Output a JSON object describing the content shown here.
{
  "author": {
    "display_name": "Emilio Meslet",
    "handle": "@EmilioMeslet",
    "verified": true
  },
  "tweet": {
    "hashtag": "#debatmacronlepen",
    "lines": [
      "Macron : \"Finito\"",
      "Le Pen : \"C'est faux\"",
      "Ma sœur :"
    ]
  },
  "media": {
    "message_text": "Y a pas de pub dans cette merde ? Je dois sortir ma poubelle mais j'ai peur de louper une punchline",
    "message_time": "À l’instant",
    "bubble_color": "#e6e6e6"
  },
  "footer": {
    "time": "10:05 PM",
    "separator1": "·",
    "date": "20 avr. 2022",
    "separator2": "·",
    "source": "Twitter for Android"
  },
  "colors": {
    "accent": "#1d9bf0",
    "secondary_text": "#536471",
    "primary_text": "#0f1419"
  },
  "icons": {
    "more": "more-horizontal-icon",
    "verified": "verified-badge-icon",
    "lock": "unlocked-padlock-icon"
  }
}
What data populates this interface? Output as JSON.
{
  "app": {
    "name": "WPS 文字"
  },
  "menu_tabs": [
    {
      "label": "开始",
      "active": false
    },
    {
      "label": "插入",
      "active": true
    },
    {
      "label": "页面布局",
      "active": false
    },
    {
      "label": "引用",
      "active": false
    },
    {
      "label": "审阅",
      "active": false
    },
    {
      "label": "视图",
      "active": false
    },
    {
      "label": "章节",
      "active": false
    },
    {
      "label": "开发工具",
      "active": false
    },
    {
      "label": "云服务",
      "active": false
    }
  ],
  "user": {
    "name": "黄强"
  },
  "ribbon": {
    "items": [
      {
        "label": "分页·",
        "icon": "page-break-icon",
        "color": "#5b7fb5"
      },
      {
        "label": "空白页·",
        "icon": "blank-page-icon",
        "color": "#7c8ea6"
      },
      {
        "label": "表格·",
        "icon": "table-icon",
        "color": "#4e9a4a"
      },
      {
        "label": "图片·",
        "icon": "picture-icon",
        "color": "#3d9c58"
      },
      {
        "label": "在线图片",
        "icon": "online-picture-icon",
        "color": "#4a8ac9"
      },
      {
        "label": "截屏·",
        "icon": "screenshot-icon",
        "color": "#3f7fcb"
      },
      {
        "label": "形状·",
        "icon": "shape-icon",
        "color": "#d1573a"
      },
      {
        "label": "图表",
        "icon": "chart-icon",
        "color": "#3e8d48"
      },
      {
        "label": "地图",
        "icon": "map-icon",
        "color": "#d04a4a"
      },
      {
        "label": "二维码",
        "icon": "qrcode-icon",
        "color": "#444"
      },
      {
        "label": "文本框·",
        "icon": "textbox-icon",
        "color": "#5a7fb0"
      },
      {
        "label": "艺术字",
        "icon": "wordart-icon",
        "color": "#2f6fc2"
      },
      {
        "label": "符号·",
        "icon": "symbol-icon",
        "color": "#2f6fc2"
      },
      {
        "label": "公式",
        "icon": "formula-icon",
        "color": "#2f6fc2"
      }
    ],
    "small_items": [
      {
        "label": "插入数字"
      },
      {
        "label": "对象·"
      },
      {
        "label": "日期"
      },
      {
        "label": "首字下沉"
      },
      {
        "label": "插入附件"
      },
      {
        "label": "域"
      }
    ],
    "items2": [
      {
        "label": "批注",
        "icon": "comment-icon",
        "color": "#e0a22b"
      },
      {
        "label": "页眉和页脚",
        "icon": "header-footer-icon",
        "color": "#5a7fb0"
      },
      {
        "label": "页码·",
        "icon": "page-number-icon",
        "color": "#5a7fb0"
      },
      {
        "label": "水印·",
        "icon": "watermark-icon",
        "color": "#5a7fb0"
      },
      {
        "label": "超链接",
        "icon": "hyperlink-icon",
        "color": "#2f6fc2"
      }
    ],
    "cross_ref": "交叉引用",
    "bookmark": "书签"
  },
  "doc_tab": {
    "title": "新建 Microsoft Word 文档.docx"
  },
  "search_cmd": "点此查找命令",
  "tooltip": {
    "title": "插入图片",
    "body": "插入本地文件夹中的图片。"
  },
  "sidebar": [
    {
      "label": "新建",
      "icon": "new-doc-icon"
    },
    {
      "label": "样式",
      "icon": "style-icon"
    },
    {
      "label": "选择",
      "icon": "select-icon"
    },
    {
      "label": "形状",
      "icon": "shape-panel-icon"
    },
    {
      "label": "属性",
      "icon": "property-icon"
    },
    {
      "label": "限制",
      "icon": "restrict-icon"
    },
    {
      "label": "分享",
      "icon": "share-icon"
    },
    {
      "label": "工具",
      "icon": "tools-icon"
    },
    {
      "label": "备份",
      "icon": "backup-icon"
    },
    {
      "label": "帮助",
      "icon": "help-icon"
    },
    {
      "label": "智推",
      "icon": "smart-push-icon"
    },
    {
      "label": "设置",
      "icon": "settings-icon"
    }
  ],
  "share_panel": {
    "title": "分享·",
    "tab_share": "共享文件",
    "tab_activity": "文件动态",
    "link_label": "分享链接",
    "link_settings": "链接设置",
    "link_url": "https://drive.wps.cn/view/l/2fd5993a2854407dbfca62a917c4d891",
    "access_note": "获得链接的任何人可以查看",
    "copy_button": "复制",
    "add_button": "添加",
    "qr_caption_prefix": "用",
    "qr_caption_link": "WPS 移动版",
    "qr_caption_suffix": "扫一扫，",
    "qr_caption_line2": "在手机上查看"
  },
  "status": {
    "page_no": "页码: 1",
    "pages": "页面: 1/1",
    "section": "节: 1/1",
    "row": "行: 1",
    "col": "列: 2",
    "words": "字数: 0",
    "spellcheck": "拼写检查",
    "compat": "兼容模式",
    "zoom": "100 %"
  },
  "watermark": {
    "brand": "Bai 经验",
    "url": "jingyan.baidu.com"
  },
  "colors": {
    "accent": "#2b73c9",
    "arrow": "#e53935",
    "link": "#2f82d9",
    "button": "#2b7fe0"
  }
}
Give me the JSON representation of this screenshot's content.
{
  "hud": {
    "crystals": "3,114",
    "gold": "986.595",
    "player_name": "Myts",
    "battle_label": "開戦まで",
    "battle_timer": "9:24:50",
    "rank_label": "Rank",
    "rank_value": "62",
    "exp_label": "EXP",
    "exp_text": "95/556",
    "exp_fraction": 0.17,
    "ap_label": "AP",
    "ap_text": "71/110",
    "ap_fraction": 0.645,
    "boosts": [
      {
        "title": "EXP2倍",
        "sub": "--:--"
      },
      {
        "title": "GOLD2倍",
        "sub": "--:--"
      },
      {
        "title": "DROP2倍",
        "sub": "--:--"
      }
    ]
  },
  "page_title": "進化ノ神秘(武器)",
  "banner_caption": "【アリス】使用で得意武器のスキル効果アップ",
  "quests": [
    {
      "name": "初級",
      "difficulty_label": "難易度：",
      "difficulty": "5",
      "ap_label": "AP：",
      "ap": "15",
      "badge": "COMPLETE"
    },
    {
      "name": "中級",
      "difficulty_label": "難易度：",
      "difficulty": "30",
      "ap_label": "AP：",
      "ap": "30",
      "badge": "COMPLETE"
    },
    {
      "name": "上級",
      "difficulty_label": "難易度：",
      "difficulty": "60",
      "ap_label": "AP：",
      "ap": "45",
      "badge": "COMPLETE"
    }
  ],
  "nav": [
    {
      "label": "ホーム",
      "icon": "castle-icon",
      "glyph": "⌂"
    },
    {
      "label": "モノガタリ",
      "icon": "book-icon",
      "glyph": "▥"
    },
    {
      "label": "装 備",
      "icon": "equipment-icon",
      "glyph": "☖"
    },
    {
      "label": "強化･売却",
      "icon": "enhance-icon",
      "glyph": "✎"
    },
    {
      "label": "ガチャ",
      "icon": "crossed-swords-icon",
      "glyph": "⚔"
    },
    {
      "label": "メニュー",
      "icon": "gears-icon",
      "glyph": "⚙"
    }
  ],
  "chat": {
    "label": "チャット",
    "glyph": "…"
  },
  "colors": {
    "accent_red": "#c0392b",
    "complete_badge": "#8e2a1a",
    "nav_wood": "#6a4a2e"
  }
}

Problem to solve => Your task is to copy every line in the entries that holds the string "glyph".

Written response =>
      "glyph": "⌂"
      "glyph": "▥"
      "glyph": "☖"
      "glyph": "✎"
      "glyph": "⚔"
      "glyph": "⚙"
    "glyph": "…"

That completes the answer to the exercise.